| PROBLEM DESCRIPTION |
Could you restate word for word every line from the one containing "Parse this screenshot: output" to the end of the data below, pictures excluded?

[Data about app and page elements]

-------------------------

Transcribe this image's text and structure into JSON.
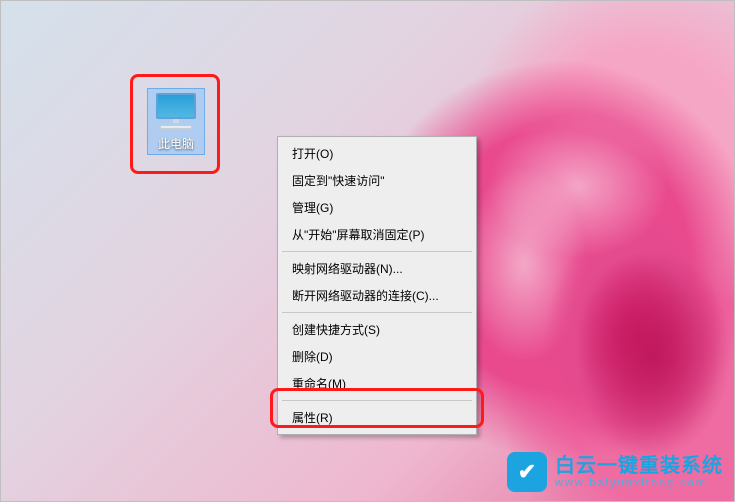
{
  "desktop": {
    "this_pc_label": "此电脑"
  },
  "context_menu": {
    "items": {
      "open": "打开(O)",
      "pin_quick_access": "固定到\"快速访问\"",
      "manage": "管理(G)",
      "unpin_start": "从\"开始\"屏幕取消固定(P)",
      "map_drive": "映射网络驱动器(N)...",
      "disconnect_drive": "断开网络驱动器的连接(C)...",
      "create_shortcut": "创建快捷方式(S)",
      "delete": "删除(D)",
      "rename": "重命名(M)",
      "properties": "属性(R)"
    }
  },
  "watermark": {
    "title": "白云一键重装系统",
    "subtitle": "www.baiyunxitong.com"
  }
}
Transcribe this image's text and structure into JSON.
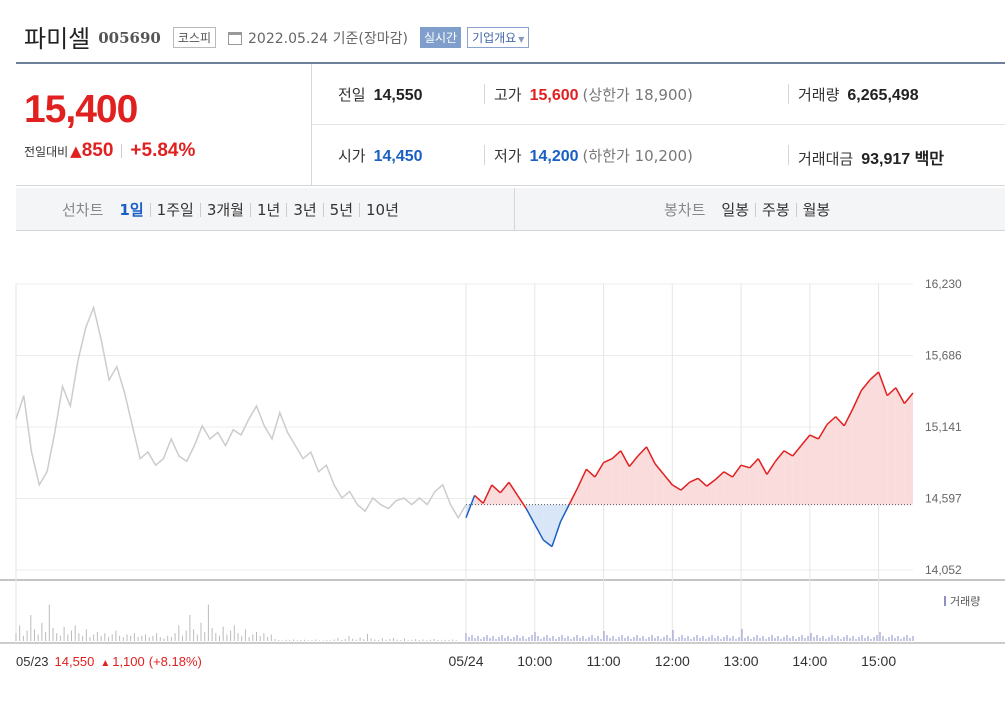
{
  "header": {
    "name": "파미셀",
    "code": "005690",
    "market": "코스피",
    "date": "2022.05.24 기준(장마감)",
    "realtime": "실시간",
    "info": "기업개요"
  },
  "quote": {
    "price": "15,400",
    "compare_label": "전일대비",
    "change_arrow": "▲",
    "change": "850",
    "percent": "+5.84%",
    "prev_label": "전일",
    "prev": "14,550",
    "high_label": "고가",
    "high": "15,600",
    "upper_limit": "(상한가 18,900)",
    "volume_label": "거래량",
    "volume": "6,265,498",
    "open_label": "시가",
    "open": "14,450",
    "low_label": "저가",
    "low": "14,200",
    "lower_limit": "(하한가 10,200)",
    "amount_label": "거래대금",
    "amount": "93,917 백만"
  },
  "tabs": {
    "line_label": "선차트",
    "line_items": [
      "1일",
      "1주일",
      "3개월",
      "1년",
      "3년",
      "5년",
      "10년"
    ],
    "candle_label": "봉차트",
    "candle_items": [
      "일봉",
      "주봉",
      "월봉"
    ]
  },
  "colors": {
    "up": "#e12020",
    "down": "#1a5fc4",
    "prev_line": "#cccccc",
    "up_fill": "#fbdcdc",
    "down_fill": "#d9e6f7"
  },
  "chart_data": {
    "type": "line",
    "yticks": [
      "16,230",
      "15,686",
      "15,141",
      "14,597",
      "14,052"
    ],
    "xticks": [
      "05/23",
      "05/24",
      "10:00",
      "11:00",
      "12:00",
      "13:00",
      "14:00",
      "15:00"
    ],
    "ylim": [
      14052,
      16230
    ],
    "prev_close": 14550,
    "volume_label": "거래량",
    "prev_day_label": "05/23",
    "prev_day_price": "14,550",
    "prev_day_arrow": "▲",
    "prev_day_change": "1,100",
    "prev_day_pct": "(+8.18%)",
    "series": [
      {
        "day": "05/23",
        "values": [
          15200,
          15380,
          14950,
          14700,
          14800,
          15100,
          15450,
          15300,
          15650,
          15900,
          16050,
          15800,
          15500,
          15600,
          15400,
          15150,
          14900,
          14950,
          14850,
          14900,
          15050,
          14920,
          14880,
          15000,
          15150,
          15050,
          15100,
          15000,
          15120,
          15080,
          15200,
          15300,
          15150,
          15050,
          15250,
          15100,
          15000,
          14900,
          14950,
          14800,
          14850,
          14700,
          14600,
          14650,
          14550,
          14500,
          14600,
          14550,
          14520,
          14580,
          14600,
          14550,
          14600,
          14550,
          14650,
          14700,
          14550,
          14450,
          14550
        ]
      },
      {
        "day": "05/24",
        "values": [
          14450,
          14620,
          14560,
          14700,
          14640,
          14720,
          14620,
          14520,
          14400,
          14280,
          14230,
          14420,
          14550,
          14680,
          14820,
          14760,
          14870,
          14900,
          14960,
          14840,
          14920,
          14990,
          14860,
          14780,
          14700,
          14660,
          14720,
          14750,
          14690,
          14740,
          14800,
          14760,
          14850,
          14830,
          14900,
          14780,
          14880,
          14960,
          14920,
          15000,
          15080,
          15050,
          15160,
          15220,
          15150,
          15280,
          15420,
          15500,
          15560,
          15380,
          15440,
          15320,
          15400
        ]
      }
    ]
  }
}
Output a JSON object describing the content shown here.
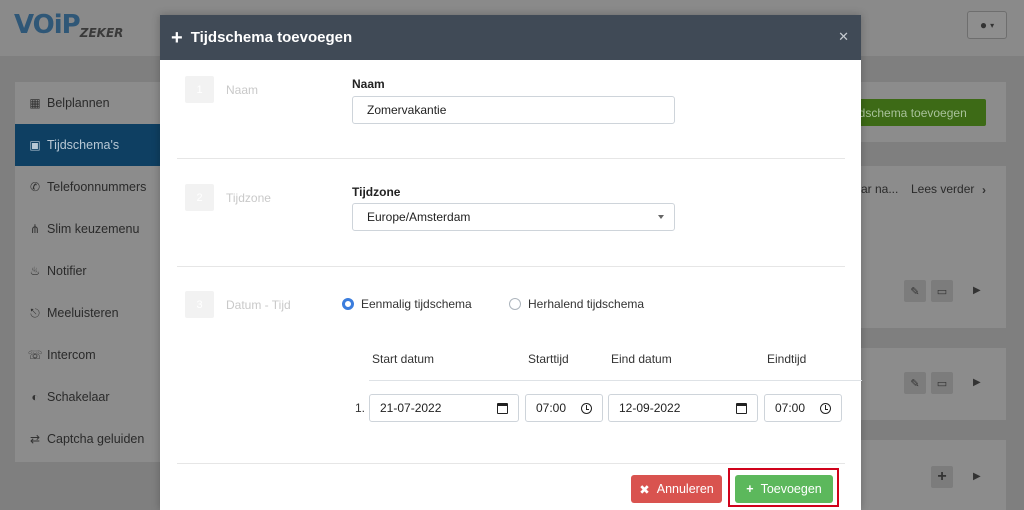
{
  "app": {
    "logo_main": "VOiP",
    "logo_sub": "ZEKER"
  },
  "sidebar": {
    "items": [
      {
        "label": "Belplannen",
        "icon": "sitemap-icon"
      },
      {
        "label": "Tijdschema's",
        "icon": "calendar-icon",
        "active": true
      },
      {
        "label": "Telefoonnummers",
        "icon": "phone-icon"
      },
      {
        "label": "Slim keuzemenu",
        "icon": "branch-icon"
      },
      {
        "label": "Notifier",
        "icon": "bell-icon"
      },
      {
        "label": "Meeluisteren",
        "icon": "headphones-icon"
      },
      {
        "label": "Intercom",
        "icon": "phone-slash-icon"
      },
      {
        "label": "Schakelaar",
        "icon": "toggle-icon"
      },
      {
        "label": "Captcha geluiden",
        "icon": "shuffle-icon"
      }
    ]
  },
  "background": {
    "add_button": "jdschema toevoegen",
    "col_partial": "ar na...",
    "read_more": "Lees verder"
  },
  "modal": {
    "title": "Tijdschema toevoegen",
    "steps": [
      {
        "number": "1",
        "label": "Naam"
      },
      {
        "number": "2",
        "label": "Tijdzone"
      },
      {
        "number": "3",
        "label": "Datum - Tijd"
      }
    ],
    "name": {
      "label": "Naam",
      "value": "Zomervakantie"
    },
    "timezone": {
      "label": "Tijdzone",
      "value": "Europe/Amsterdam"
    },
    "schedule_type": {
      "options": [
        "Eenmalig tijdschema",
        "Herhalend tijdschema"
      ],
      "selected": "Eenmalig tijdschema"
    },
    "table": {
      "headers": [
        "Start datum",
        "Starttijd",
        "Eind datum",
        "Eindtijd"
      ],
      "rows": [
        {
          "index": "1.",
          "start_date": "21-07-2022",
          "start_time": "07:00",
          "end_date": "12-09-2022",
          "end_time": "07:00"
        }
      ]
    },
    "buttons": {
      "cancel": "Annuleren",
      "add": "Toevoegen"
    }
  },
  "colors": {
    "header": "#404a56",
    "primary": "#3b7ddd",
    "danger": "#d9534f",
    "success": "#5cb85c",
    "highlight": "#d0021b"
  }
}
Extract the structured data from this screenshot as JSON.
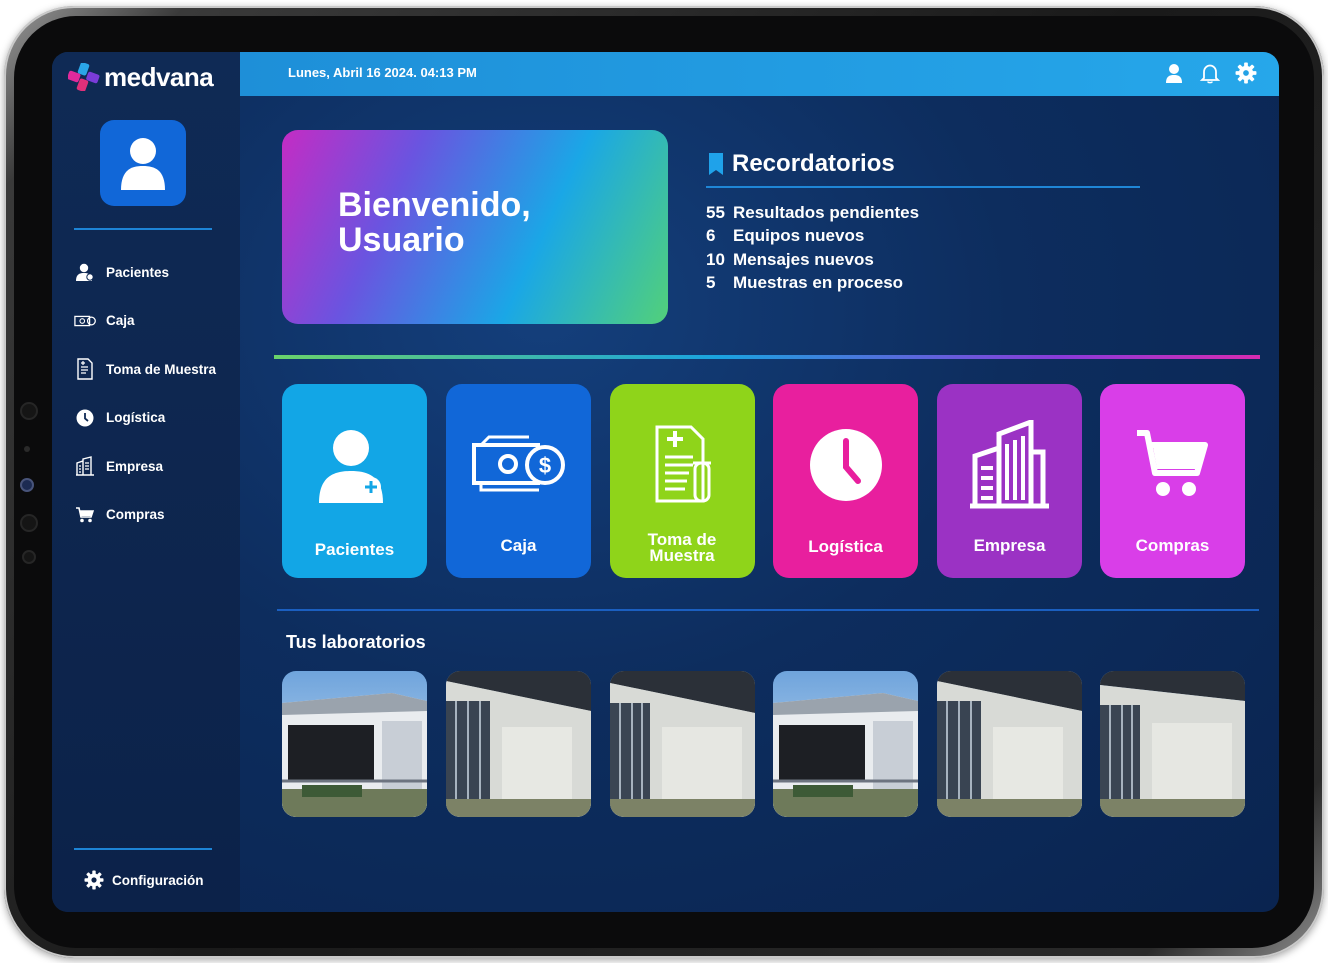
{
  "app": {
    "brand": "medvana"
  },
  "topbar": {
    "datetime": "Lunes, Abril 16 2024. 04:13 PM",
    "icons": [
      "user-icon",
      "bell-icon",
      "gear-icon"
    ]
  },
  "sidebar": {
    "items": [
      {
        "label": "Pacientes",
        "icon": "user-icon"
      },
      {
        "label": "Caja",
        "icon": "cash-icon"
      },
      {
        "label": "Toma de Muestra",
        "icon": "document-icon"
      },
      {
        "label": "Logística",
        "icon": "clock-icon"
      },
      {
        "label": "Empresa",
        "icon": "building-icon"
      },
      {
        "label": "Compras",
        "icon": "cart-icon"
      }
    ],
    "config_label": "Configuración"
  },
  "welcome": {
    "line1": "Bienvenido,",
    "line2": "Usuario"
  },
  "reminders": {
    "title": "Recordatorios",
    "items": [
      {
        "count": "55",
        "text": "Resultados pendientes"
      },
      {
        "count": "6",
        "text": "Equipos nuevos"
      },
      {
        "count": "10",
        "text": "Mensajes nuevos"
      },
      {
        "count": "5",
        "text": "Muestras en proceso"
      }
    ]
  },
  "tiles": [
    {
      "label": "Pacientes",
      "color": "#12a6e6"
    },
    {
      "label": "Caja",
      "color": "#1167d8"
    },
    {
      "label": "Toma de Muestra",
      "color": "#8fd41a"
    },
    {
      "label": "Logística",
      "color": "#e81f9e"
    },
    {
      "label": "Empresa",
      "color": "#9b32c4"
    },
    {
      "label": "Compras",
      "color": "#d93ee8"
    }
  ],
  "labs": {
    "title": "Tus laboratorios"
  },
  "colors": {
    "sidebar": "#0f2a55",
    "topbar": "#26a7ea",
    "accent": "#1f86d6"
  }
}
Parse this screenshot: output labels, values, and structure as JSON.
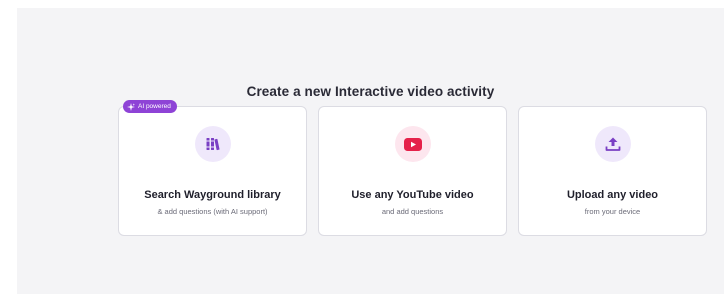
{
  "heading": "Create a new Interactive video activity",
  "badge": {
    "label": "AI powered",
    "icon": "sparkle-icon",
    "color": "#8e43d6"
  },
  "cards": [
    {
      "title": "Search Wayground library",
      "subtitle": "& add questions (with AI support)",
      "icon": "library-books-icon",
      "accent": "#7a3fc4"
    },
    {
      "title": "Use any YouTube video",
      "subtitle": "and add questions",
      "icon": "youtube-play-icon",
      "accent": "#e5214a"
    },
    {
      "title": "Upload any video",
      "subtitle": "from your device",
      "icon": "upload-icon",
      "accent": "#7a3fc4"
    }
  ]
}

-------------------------

| RESULT FOR THIS TASK |
Parse this screenshot: output labels, values, and structure as JSON.
{
  "heading": "Create a new Interactive video activity",
  "badge": {
    "label": "AI powered",
    "icon": "sparkle-icon",
    "color": "#8e43d6"
  },
  "cards": [
    {
      "title": "Search Wayground library",
      "subtitle": "& add questions (with AI support)",
      "icon": "library-books-icon",
      "accent": "#7a3fc4"
    },
    {
      "title": "Use any YouTube video",
      "subtitle": "and add questions",
      "icon": "youtube-play-icon",
      "accent": "#e5214a"
    },
    {
      "title": "Upload any video",
      "subtitle": "from your device",
      "icon": "upload-icon",
      "accent": "#7a3fc4"
    }
  ]
}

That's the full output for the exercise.